*Task goal*
Reproduce exactly the line that includes "Give me the" and all lines after it, ending with the last line of the data.

——————————

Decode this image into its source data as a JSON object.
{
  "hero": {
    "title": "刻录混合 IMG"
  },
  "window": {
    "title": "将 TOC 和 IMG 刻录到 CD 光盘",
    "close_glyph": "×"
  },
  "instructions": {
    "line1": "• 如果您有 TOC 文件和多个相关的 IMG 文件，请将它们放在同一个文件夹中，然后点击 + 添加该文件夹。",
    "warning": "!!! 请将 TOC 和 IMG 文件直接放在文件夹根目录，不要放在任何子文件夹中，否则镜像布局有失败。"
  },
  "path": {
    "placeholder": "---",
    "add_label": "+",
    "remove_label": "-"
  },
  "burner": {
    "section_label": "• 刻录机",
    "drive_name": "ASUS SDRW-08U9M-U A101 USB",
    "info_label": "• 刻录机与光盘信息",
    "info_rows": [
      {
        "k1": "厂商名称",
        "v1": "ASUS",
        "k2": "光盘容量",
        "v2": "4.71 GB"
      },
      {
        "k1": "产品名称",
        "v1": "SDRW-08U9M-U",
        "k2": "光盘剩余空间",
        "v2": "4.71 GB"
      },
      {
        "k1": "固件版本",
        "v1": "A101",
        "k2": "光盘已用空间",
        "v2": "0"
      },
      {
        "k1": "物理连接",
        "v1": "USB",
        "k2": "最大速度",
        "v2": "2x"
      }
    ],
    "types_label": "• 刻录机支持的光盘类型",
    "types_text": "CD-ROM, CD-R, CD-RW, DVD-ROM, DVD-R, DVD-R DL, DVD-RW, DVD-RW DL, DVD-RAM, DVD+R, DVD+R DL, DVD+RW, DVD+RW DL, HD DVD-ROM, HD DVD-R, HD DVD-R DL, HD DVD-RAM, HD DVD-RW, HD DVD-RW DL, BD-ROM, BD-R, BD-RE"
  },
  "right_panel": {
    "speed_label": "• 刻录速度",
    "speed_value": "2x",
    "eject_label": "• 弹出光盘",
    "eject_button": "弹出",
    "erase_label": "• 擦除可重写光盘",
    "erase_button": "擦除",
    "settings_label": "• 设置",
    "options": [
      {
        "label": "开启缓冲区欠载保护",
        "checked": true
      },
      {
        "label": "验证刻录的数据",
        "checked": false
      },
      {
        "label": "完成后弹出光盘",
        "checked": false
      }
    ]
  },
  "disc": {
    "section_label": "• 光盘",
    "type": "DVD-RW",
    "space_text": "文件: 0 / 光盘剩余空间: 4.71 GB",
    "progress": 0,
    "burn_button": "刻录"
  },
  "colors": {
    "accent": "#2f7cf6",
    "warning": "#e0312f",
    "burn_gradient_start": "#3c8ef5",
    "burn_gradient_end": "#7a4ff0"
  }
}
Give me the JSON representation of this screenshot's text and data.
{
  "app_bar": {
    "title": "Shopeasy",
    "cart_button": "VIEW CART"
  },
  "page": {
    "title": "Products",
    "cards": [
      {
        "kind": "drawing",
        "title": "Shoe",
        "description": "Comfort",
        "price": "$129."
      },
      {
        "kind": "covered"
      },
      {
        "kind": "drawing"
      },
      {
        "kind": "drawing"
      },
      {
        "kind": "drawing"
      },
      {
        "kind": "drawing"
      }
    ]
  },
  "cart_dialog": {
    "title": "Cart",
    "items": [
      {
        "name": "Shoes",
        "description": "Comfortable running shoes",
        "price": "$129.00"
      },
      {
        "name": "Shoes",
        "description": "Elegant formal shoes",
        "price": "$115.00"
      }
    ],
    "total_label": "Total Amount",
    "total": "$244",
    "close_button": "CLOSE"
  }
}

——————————

*Result*
Give me the JSON representation of this screenshot's text and data.
{
  "app_bar": {
    "title": "Shopeasy",
    "cart_button": "VIEW CART"
  },
  "page": {
    "title": "Products",
    "cards": [
      {
        "kind": "drawing",
        "title": "Shoe",
        "description": "Comfort",
        "price": "$129."
      },
      {
        "kind": "covered"
      },
      {
        "kind": "drawing"
      },
      {
        "kind": "drawing"
      },
      {
        "kind": "drawing"
      },
      {
        "kind": "drawing"
      }
    ]
  },
  "cart_dialog": {
    "title": "Cart",
    "items": [
      {
        "name": "Shoes",
        "description": "Comfortable running shoes",
        "price": "$129.00"
      },
      {
        "name": "Shoes",
        "description": "Elegant formal shoes",
        "price": "$115.00"
      }
    ],
    "total_label": "Total Amount",
    "total": "$244",
    "close_button": "CLOSE"
  }
}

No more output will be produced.